Archbishop Aquila’s stirring homily focused on the first two commandments — to love the Lord with all your heart, mind and soul, and to love your neighbor as yourself — and how the rest of the 10 Commandment can be summed up in these two commandments, in which we are called to live the virtue of charity.
“How then does that speak to us today, and especially in the context of this liturgy, in terms of healing and reconciliation with the African-American community?” the archbishop exhorted. “How do we live the love of God and the love of neighbor out as Christians? We must examine that within ourselves first. The question that we must ask ourselves is, “who truly forms my heart and my mind?” What is the lens or the view that I look through the world out? Is it the lens of the love of God and the love of neighbor? Or is it the lens of the world or of some ideology, some political party … Who is the one who truly forms me?”
The Church proclaims belief in Jesus Christ at each Mass during the Nicene Creed, and during the Our Father, we claim to seek the will of the Father, the archbishop said. But has the Church truly allowed Christ to form the hearts, minds and wills of her people? In not doing so, “racism comes about, bitterness and resentment comes about, seeing others as less. We fail to see people through the lens of God,” Archbishop Aquila said. In turn, our minds and hearts are often formed by external, worldly influences rather than Christ.
‘We have allowed ourselves to be formed too often by the world or by a political party or by an ideology, and not by Jesus Christ,” Archbishop Aquila submitted. “We have given only lip service to Jesus Christ in the gospel. Because if we truly believed, our world would be a much different place. There would be no racism, there would be no abortion. There would be no hoarding of wealth.
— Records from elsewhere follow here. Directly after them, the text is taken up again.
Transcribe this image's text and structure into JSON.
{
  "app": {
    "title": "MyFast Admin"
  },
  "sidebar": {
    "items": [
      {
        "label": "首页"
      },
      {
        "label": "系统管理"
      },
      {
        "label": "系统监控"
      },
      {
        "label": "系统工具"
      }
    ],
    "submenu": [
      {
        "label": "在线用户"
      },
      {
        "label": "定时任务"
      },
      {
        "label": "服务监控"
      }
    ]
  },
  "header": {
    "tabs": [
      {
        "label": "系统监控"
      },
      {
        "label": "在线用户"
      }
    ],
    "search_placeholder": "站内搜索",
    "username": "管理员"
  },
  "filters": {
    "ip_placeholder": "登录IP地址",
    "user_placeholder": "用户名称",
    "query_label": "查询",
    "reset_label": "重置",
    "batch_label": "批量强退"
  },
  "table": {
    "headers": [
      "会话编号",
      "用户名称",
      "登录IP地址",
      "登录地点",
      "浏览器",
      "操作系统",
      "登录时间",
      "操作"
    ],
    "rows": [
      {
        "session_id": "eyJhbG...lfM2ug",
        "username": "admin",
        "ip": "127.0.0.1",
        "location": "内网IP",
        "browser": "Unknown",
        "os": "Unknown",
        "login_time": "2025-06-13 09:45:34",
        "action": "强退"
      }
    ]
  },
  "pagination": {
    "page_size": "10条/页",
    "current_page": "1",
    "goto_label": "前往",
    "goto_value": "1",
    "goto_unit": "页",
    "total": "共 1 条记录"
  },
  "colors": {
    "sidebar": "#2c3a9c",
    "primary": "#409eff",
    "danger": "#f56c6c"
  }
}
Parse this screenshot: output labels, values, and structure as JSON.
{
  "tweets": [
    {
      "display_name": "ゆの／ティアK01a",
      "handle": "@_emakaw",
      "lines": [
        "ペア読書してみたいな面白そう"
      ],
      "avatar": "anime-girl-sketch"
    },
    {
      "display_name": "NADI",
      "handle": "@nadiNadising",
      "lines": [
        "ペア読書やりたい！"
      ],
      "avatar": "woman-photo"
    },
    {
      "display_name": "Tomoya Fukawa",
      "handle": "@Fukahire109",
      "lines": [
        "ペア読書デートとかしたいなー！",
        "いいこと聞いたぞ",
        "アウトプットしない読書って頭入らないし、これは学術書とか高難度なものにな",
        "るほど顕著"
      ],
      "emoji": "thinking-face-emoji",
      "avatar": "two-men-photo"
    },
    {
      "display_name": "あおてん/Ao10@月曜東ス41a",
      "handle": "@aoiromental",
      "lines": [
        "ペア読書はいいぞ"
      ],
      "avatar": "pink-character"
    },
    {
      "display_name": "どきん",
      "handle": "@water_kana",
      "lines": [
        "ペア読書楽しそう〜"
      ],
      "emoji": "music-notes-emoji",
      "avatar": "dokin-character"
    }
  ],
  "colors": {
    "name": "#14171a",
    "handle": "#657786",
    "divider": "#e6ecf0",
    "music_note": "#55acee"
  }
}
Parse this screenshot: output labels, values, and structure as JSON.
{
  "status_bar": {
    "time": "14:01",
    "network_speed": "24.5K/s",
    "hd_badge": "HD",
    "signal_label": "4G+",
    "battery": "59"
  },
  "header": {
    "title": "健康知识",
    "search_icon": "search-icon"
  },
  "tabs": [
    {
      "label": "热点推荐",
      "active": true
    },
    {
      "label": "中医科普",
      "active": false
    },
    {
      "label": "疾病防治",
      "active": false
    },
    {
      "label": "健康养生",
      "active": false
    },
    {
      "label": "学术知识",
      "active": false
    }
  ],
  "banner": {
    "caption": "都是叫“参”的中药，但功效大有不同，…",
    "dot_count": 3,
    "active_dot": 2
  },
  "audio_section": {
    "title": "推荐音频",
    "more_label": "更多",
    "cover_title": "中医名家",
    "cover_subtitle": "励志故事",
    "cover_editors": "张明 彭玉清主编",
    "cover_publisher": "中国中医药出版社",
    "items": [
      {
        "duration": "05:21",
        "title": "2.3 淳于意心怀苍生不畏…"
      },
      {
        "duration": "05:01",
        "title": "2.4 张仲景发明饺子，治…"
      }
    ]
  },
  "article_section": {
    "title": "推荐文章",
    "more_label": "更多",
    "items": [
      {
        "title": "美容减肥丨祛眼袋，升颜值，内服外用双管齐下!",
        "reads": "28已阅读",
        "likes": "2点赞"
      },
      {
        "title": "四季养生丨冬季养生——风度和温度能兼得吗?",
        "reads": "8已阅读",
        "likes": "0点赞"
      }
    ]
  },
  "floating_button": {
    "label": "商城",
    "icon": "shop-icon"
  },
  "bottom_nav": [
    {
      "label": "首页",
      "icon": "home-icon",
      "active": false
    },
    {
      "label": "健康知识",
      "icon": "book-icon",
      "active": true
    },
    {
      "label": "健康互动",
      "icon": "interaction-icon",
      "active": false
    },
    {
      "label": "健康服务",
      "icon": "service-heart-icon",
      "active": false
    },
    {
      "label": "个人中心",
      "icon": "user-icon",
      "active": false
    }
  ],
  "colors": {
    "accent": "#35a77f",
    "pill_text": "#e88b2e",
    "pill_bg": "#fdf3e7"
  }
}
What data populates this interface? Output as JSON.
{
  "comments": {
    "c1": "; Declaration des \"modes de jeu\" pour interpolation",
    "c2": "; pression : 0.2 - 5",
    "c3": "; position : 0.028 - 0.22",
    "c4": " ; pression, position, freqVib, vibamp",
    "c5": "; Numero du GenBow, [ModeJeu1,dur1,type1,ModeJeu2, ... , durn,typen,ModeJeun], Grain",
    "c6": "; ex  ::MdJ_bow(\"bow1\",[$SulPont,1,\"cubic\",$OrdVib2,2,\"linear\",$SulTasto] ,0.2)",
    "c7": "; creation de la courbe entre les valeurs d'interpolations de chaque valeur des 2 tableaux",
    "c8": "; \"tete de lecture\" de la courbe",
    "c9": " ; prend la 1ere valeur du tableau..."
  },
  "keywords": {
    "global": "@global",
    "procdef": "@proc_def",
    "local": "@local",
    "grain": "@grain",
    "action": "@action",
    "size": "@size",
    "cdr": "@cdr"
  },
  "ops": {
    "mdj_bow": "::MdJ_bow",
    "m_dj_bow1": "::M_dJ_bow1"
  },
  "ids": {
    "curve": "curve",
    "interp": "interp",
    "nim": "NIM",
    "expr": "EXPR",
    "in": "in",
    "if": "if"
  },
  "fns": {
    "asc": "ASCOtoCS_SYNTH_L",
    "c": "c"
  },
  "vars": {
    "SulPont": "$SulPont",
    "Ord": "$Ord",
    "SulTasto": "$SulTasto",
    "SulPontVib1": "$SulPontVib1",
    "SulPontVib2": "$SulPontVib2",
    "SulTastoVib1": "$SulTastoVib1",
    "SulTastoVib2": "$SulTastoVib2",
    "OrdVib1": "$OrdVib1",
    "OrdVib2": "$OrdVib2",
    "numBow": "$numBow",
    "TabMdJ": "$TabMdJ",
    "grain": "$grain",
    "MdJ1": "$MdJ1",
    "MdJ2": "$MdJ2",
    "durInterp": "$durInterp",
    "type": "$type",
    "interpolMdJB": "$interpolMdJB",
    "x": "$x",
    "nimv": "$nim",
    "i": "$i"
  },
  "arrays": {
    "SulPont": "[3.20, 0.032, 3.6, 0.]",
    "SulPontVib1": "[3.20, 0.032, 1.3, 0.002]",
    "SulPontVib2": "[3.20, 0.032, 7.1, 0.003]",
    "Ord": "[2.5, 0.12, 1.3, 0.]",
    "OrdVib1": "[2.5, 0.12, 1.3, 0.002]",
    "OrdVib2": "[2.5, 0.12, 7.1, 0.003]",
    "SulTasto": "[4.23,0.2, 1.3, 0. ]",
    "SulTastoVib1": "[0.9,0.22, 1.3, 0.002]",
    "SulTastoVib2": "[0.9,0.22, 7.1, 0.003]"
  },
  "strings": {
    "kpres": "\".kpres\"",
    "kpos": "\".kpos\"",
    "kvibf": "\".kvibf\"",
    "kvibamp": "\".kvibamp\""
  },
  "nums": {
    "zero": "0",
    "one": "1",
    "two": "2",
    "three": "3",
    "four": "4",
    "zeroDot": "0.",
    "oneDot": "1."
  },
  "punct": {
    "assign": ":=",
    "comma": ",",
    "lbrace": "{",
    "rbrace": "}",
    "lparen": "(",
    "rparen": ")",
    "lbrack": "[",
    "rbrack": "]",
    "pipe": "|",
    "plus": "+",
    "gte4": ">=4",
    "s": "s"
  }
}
That is why Jesus is so clear in the gospel, that the love of God must come first. Because when we do not obey God, it leads to catastrophe.”
As such, it is imperative that Christians seek the will of God first and foremost and ask for the grace to see his people as he sees them, especially when it comes to love of neighbor, Archbishop Aquila urged..
“We must be those who live the gospel and open our hearts to Jesus Christ and ask him, “Lord, form my heart and mind. Father, help me to see the world through your lens and your eyes, and not that of the world. Help me to love my neighbor as myself and follow the second commandment. Whether that neighbor is black, or yellow or white or brown, whatever the nationality is, whether that neighbor is the unborn child in the womb. Let me love Lord, as you love. Open my heart to that,’” Archbishop Aquila said. “And it may mean that I have to repent. It may mean seeing where I have embraced an ideology, rather than living the gospel.”
Returning to the first two commandments, Archbishop Aquila encouraged those present in the congregation to reflect upon each of them and ask the questions: “Do I truly believe in them? And do I truly live them? And do I love others with the love of Jesus? No matter what color their skin. And do I, as Martin De Porres did, as Mother Teresa of Calcutta did, see in every human being, no matter what their condition, do I see the face of Jesus? And do I treat others with that love?
“Pray for the courage,” the archbishop concluded, “to follow the two great commandments and to be faithful to the gospel, and seeing in every human being, regardless of the color of their skin, the face of Jesus Christ.”